“There’s always been a boundary dispute, way before I came here,” said Clarence Moriwaki, president of the memorial group.
Moriwaki said the memorial had to be redesigned due to the dispute.
“It pushed us further into a wetland,” he said. “We mitigated the effects and came out with a better design.”
The McNabbs had contended the memorial wall – now under construction, and a proposed memorial pier– would encroach on their land and prevent further development of their property.
When the McNabbs filed a lawsuit against the city in 2006, they also claimed damages related to “trespass, ejectment, nuisance, negligence and damage to their property.”
Earlier this year, McNabb erected a fence along what he believed to be the boundary line.
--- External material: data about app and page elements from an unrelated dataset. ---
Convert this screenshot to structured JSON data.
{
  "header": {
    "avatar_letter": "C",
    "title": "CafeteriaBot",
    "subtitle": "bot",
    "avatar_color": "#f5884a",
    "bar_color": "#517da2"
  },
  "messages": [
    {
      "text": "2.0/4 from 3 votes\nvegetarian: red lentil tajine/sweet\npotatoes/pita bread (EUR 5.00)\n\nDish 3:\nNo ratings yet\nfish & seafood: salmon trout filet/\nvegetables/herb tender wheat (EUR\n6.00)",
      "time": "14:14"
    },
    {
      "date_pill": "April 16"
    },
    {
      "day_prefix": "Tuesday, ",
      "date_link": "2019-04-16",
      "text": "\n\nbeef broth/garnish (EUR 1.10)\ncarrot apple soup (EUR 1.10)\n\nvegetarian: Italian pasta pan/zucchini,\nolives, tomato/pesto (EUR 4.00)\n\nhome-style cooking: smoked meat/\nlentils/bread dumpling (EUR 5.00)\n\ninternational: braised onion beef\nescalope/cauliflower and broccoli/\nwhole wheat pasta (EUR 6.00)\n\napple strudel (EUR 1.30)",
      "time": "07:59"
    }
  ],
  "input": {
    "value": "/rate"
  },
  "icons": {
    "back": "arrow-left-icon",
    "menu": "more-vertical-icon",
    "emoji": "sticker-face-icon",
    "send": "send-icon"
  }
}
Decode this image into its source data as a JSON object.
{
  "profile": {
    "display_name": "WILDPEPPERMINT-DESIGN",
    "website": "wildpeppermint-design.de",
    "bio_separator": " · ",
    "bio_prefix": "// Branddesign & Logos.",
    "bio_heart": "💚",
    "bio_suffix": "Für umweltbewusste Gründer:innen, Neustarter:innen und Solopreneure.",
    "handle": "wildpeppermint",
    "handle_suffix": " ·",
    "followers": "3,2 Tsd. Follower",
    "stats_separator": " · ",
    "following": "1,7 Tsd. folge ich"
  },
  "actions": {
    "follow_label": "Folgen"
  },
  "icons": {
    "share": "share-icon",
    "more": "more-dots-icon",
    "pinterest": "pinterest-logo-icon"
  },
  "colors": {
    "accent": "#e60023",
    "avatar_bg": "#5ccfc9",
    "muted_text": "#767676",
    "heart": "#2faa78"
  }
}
That fence was subsequently ripped out by the city, contending it was mostly on city-owed land.
The battling sides decided to discuss the issue after Ryan Vancil, an attorney hired by the Bainbridge Island Metropolitan Park and Recreation District, decided there could be a settlement option based on the memorial wall’s location.
“We could draw property lines based on the location of the memorial wall,” Vancil said. “The McNabbs didn’t want to fight the memorial and we wanted to work as a broker to reach a solution.”
The park district jointly owns Pritchard Park with the city.
Overall, the creation of a new westerly boundary has surpassed expectations.
“I dreaded the initial meetings, just the concept of having six attorneys in a room,” Vancil said. “I didn’t anticipate extremely positive results, but I have to give accolades to all the attorneys involved, I don’t always get these positive stories.”
The agreement also allows for work crews to traverse contested areas to maintain a vegetative buffer between the memorial wall and the McNabb property.
“There are a number of easements that are connected with the settlement in favor of the city, which allows the memorial to proceed with construction and be able to do any necessary maintenance,” said City Attorney Paul McMurray.
McNabb could not be reached at the time of publication for comment, but his attorney, Dennis Reynolds, said the settlement was a positive outcome for all parties, and allowed his clients to develop their land.
“I am pretty happy about it,” he said. “To me it is the way the city is supposed to do business.
“We moved quickly so we wouldn’t delay the project or the memorial committee,” he said. “We wanted it resolved, wanted to work it out because they are going to be neighbors for a long time.”
The language of the settlement reserves the right for both plaintiffs and defendants to follow-up on other legal allegations stemming from the dispute.
But according to Vancil, “about 80 percent of the litigation is going to be solved by going with the plan that is in place.”